Items on display from the Library’s papers of the father of psychoanalysis, Sigmund Freud (1856-1939), include correspondence between Jung and Freud that reveals the differences that led to their estrangement. (The Freud papers were given to the Library of Congress by the Sigmund Freud Archives between 1952 and 2001.)
Jung’s influence on 20th-century art and culture is seen in the works of such artists as Italian film director Federico Fellini, Argentine writer Jorge Luis Borges and American choreographer Martha Graham. Jung’s impact on popular culture, such as the film “Star Wars,” is seen through the archetypal characters of hero Luke Skywalker, Princess Leia, wise man Obi-Wan Kenobi and antagonist Darth Vader, to name a few.
While the original “Red Book” is displayed under protective glass, facsimiles published by W.W. Norton in October 2009 with permission from Jung’s heirs can be perused by visitors to the exhibition. Edited by distinguished Jung scholar Sonu Shamdasani of the Wellcome Trust Centre of University College in London, the enormously popular facsimile of “The Red Book” is in its sixth printing.
“Jung was decidedly not psychotic,” said Shamdasani, who spoke at a symposium held at the Library on June 19 to explore “The Red Book” and its creator (see story on page 154).
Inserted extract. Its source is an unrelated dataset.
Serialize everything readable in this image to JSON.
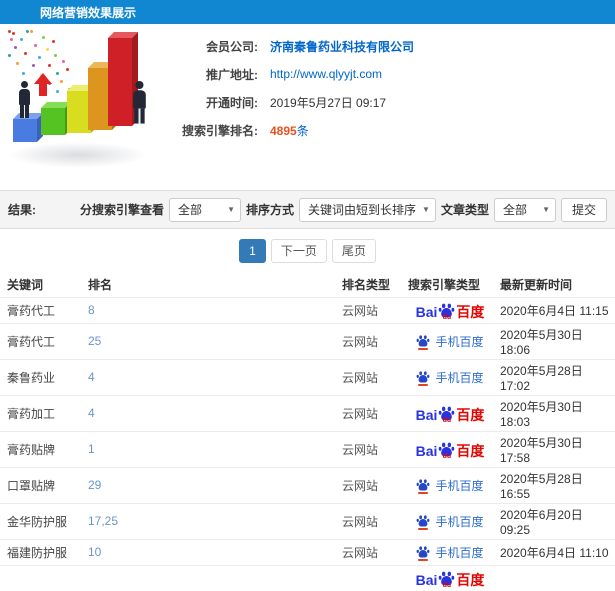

According to Shamdasani, Jung lost his way at one point in his life but worked through it—in part through his creation of “The Red Book”—and in the process founded a method of psychoanalysis that could help others.